Of all the forms of medical malpractice, negligence on the part of a medical professional during surgery is by far the most serious. The complications from a botched surgery can result in long-term disabilities, debilitating conditions, and in extreme cases, even death. Each year, over 4,000 surgical errors occur throughout the United States. In this post, we’ll evaluate what criteria needs to be met for a failed surgery to qualify as malpractice and what steps you can take in the event that you or are a loved one are impacted by one of these tragic events.
This is the key qualifier in determining whether or not you have a case against the surgeon who performed a failed surgery. The criteria for what qualifies as negligence is complex. In many cases negligence can be hard to prove, as there are a lot of factors that go into the execution of a surgery. These cases often hinge on the physical and mental state of the doctor in question. If a surgeon was under the influence of drugs or alcohol, this would qualify as malpractice. If they were performing the surgery while extremely exhausted, this would also qualify as negligence, as their actions put the patient at risk. Failure to coordinate with other medical staff during the procedure, and simply performing the operation with incompetence, can also qualify as forms of negligence.

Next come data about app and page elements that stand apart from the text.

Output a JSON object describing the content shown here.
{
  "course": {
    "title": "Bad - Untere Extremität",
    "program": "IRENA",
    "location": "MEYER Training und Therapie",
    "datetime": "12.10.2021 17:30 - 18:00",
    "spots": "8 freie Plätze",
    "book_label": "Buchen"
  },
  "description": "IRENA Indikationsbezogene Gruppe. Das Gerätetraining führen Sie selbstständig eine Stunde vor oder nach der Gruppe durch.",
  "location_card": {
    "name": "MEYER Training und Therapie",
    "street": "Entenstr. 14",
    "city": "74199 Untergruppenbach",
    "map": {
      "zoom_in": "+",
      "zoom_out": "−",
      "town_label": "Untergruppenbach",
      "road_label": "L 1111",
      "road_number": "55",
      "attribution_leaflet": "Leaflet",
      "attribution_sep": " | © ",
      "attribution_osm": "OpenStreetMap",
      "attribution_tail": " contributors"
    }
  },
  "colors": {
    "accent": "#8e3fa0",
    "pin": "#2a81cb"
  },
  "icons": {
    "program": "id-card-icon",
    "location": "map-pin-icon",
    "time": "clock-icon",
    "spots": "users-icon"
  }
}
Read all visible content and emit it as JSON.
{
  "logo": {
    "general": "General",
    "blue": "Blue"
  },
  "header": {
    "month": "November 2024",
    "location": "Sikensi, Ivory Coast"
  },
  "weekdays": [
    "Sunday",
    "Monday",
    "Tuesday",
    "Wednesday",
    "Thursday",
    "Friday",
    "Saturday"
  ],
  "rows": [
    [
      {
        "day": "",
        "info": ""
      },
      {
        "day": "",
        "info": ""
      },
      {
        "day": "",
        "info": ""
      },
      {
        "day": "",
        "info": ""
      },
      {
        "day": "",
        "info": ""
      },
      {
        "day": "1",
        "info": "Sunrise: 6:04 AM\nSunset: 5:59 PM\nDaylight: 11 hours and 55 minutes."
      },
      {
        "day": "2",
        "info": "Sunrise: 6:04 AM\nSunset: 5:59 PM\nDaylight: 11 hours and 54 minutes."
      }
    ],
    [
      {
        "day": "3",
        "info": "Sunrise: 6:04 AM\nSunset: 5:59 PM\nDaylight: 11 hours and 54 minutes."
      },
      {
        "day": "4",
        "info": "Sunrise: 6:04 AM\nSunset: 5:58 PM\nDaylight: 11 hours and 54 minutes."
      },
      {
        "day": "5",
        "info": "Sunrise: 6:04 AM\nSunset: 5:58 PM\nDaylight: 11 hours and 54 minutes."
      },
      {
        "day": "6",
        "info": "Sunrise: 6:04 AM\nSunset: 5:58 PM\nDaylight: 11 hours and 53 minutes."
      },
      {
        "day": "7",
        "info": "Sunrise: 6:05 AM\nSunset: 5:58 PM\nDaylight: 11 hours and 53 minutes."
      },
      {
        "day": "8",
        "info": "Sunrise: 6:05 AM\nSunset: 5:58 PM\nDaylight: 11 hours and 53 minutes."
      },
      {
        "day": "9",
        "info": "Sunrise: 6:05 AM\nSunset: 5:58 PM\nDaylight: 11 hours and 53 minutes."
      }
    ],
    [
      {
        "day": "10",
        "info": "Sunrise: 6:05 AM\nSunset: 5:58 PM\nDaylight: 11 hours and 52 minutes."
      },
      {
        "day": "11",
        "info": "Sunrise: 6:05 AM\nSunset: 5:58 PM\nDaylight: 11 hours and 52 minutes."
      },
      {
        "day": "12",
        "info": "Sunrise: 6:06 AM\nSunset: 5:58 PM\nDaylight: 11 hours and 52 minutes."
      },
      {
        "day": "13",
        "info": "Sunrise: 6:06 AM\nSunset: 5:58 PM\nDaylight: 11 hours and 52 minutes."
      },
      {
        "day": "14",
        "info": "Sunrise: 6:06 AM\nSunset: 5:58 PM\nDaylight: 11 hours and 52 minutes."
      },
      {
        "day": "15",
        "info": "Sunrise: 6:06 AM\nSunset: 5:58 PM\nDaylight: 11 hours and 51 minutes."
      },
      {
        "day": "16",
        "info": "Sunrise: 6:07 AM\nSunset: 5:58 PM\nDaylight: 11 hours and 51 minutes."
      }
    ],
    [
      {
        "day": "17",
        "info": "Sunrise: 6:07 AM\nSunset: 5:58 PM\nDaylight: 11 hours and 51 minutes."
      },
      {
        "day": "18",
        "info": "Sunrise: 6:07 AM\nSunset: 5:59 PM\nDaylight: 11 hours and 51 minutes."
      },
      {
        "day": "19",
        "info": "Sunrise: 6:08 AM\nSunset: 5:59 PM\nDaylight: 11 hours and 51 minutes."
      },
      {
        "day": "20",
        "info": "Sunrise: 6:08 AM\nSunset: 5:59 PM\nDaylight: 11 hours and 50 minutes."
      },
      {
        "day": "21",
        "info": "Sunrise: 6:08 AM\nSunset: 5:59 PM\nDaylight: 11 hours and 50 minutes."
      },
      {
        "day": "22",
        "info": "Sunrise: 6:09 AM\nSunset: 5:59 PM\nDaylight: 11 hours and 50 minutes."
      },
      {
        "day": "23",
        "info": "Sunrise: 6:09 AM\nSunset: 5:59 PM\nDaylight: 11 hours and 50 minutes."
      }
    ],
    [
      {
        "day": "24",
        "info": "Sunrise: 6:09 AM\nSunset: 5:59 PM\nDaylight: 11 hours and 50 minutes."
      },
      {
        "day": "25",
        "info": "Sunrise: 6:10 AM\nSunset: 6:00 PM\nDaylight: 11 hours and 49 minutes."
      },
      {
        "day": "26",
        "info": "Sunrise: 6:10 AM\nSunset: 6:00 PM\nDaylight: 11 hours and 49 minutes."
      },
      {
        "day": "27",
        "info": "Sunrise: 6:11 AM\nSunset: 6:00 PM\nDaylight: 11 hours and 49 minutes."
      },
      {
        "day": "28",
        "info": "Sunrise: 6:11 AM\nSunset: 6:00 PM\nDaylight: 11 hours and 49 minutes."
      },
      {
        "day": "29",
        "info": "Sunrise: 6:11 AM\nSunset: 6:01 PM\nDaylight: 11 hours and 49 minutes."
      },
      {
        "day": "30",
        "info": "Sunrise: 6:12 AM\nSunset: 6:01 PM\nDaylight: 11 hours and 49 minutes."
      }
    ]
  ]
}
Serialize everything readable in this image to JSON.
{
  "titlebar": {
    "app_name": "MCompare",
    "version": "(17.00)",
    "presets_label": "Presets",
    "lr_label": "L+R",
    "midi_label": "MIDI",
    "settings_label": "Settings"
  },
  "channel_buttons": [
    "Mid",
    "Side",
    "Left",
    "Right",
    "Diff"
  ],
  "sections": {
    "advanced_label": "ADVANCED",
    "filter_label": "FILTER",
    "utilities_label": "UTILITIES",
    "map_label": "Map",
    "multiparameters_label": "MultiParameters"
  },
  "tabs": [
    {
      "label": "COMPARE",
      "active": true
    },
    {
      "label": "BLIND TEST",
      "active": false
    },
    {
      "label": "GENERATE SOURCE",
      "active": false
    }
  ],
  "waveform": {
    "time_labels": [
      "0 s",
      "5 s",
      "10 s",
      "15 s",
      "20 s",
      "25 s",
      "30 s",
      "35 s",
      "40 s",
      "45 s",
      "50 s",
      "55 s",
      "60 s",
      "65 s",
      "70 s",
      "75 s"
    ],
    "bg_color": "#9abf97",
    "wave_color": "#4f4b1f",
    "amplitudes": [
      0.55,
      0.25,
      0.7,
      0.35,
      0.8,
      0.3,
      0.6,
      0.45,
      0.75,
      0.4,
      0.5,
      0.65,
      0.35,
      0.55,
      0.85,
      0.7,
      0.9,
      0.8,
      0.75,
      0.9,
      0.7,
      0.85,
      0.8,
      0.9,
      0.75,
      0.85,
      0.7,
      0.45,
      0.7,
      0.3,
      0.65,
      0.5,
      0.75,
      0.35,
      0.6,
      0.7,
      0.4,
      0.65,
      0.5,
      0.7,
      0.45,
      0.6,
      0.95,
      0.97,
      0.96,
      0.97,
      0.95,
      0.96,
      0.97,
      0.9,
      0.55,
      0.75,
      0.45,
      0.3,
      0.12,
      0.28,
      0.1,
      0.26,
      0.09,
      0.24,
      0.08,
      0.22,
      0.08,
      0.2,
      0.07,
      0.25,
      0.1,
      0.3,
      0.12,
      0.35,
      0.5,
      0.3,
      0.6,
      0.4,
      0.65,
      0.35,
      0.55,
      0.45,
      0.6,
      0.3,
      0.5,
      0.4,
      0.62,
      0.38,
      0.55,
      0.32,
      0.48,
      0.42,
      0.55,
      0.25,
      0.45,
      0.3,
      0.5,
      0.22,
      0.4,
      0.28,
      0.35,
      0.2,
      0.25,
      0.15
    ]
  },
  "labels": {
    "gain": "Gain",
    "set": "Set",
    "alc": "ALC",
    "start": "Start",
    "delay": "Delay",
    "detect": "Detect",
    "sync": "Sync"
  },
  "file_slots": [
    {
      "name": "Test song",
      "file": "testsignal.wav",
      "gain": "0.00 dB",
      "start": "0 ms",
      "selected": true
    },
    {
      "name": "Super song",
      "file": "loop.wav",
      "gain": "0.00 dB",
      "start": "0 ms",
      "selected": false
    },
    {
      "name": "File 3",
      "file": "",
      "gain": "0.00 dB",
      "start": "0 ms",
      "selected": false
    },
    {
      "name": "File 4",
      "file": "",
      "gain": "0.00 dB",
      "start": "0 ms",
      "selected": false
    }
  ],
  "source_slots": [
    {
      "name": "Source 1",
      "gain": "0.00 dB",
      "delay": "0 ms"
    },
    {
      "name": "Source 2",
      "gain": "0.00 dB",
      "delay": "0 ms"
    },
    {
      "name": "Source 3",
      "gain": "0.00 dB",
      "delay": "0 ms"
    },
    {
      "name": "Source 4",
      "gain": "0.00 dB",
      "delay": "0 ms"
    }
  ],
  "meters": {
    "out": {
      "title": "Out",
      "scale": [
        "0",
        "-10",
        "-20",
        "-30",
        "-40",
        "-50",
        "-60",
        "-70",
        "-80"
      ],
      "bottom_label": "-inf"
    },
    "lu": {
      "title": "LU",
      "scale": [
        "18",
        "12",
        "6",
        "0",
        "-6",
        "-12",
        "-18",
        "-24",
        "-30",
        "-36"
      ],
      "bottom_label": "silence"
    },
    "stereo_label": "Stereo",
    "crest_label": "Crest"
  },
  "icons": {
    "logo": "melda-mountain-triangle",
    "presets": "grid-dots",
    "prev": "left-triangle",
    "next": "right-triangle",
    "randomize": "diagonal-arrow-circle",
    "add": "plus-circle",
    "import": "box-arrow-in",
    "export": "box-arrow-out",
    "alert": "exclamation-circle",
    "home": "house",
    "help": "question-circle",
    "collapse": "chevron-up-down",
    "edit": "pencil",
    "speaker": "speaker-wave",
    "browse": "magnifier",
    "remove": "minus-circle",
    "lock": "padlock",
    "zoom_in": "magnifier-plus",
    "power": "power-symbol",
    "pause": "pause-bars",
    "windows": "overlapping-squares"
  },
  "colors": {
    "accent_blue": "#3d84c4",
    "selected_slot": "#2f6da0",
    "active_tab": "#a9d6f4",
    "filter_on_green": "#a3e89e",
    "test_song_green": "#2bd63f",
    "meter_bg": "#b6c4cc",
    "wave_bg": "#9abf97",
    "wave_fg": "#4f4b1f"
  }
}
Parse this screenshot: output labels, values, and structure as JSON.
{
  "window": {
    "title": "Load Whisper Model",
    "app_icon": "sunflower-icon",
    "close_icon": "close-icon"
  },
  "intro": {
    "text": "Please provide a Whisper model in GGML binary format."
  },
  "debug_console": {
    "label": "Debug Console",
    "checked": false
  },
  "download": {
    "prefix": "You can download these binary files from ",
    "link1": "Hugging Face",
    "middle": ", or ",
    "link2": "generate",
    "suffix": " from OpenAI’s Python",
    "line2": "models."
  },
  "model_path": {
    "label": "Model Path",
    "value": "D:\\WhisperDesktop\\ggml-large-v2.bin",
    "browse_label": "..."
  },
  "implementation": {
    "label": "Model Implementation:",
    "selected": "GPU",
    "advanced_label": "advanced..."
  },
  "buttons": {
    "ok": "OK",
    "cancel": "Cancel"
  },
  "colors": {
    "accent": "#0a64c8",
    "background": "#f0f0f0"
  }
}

After establishing the criteria for medical malpractice during a surgery, the question is how to prove it to a sufficient standard in court. Some cases may rely heavily on witness testimony from other medical staff helping to perform the procedure. Gathering this testimony, and utilizing it properly to prove your case, can be very strenuous, especially if you or a loved one are recovering from serious medical conditions.
Having the proper resources to build your case, gather witness testimony, and prove your claim of medical malpractice is something that established legal firms can help with. By consulting with an experienced personal injury lawyer, you provide yourself with the best avenue to recover lost wages as you begin to move forward from the injuries you’ve endured due to the negligence of a medical professional.